Prognathism (also known as Habsburg Jaw) is a term used to describe the positional relationship of the mandible and/ormaxilla to the skeletal base where either of the jaws protrudes beyond a predetermined imaginary line in the coronal plane of the skull. Prognathism is well recorded as a trait of several historical individuals. The most famous case is that of the House of Habsburg, among whom mandibular prognathism was a family trait; indeed, the condition is frequently called “Habsburg Jaw” as a result of its centuries-long association with the family. Among the Habsburgs, the most prominent case of mandibular prognathism is that of Charles II of Spain, who had prognathism so pronounced he could neither speak clearly nor chew as a result of generations of politically motivated inbreeding.
The Habsburgs sought to consolidate their power by the frequent use ofconsanguineous marriages, with ultimately disastrous results for their gene pool. Marriages between first cousins, or between uncle and niece, were commonplace in the family. A study of 3,000 family members over 16 generations by the University of Santiago de Compostela suggests that inbreeding directly led to their extinction. The gene pool eventually became so small that the last of the Spanish line Charles II, who was severely disabled by genetic disorders, possessed a genome comparable to that of a child born to a brother and sister, as did his father, likely due to “remoteinbreeding”. The consequence of this and other genetic defects was the War of the Spanish Succession.
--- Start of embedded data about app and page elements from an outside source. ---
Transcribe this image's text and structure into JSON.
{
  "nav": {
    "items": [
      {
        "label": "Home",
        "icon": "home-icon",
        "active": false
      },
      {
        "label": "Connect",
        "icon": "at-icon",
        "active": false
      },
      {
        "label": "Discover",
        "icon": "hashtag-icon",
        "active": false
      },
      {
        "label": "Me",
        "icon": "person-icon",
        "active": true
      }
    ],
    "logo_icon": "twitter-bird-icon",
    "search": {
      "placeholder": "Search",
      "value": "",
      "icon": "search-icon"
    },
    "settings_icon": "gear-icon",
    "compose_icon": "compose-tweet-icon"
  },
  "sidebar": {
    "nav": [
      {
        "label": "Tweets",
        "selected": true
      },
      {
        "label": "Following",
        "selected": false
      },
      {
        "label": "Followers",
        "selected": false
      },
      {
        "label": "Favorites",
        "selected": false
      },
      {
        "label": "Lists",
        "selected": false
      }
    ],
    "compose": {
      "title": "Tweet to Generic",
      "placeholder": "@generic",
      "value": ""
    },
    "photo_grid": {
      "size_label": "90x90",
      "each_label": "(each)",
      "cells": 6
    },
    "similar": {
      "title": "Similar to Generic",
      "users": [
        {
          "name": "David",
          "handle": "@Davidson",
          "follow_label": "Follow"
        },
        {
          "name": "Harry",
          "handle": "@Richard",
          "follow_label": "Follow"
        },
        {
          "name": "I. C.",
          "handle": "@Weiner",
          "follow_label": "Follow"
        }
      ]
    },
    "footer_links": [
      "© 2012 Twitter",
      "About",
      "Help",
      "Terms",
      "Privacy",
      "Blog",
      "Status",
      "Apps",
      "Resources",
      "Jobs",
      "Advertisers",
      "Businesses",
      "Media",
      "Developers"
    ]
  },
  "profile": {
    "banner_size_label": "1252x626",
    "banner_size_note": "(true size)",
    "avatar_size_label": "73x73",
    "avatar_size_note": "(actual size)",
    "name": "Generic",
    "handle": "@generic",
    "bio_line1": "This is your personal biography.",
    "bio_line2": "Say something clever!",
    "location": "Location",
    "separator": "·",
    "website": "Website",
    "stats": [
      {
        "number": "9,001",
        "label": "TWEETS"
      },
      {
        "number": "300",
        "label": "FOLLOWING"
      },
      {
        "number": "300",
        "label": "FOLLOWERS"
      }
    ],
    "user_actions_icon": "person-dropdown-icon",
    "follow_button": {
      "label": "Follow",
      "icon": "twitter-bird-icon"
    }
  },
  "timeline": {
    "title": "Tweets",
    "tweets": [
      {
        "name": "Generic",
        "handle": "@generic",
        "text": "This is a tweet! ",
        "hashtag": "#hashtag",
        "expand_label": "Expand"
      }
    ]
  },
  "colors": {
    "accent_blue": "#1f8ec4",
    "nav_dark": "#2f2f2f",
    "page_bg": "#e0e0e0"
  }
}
Image 1: Charles II of Spain.
Image 2: Felipe IV of Spain.
Image 3: Charles V, Holy Roman Emperor.